+++ Records supplied

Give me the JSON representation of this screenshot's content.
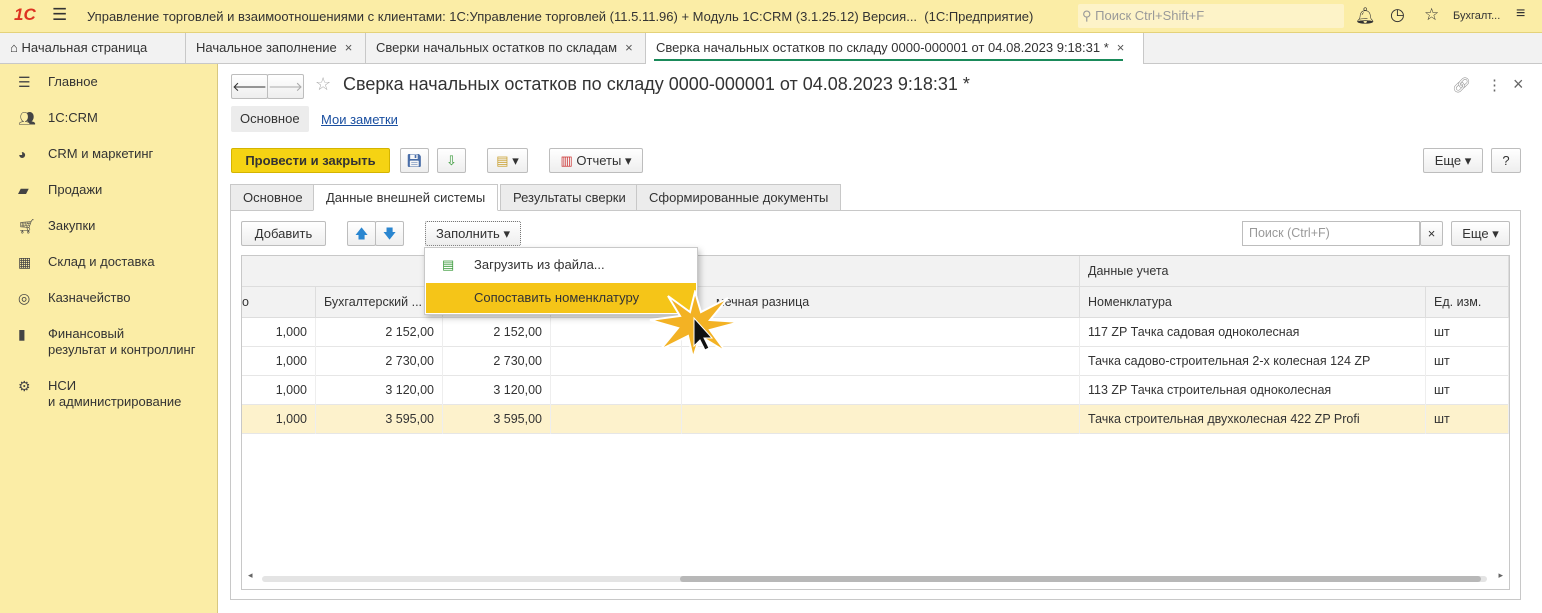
{
  "titlebar": {
    "logo": "1С",
    "title": "Управление торговлей и взаимоотношениями с клиентами: 1С:Управление торговлей (11.5.11.96) + Модуль 1С:CRM (3.1.25.12) Версия...  (1С:Предприятие)",
    "search_placeholder": "Поиск Ctrl+Shift+F",
    "user": "Бухгалт..."
  },
  "tabs": [
    {
      "label": "Начальная страница"
    },
    {
      "label": "Начальное заполнение"
    },
    {
      "label": "Сверки начальных остатков по складам"
    },
    {
      "label": "Сверка начальных остатков по складу 0000-000001 от 04.08.2023 9:18:31 *",
      "active": true
    }
  ],
  "sidebar": {
    "items": [
      {
        "label": "Главное",
        "icon": "menu-icon"
      },
      {
        "label": "1С:CRM",
        "icon": "users-icon"
      },
      {
        "label": "CRM и маркетинг",
        "icon": "pie-chart-icon"
      },
      {
        "label": "Продажи",
        "icon": "bag-icon"
      },
      {
        "label": "Закупки",
        "icon": "cart-icon"
      },
      {
        "label": "Склад и доставка",
        "icon": "grid-icon"
      },
      {
        "label": "Казначейство",
        "icon": "coins-icon"
      },
      {
        "label": "Финансовый\nрезультат и контроллинг",
        "icon": "bar-chart-icon"
      },
      {
        "label": "НСИ\nи администрирование",
        "icon": "gear-icon"
      }
    ]
  },
  "form": {
    "title": "Сверка начальных остатков по складу 0000-000001 от 04.08.2023 9:18:31 *",
    "nav_main": "Основное",
    "nav_notes": "Мои заметки",
    "post_close": "Провести и закрыть",
    "reports": "Отчеты",
    "more": "Еще",
    "help": "?",
    "tabs": [
      "Основное",
      "Данные внешней системы",
      "Результаты сверки",
      "Сформированные документы"
    ],
    "active_tab": 1,
    "add": "Добавить",
    "fill": "Заполнить",
    "search_placeholder": "Поиск (Ctrl+F)",
    "clear": "×",
    "more2": "Еще"
  },
  "menu": {
    "items": [
      "Загрузить из файла...",
      "Сопоставить номенклатуру"
    ],
    "highlighted": 1
  },
  "table": {
    "group_header": "Данные учета",
    "headers": [
      "о",
      "Бухгалтерский ...",
      "",
      "",
      "мечная разница",
      "Номенклатура",
      "Ед. изм."
    ],
    "rows": [
      {
        "qty": "1,000",
        "acc": "2 152,00",
        "sum": "2 152,00",
        "item": "117 ZP Тачка садовая одноколесная",
        "unit": "шт"
      },
      {
        "qty": "1,000",
        "acc": "2 730,00",
        "sum": "2 730,00",
        "item": "Тачка садово-строительная 2-х колесная 124 ZP",
        "unit": "шт"
      },
      {
        "qty": "1,000",
        "acc": "3 120,00",
        "sum": "3 120,00",
        "item": "113 ZP Тачка строительная одноколесная",
        "unit": "шт"
      },
      {
        "qty": "1,000",
        "acc": "3 595,00",
        "sum": "3 595,00",
        "item": "Тачка строительная двухколесная  422 ZP Profi",
        "unit": "шт",
        "selected": true
      }
    ]
  },
  "colors": {
    "accent_yellow": "#f5d313",
    "panel": "#fbeda6",
    "active_tab_underline": "#1a8a5a"
  }
}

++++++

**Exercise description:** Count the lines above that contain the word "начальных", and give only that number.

**Response:** 3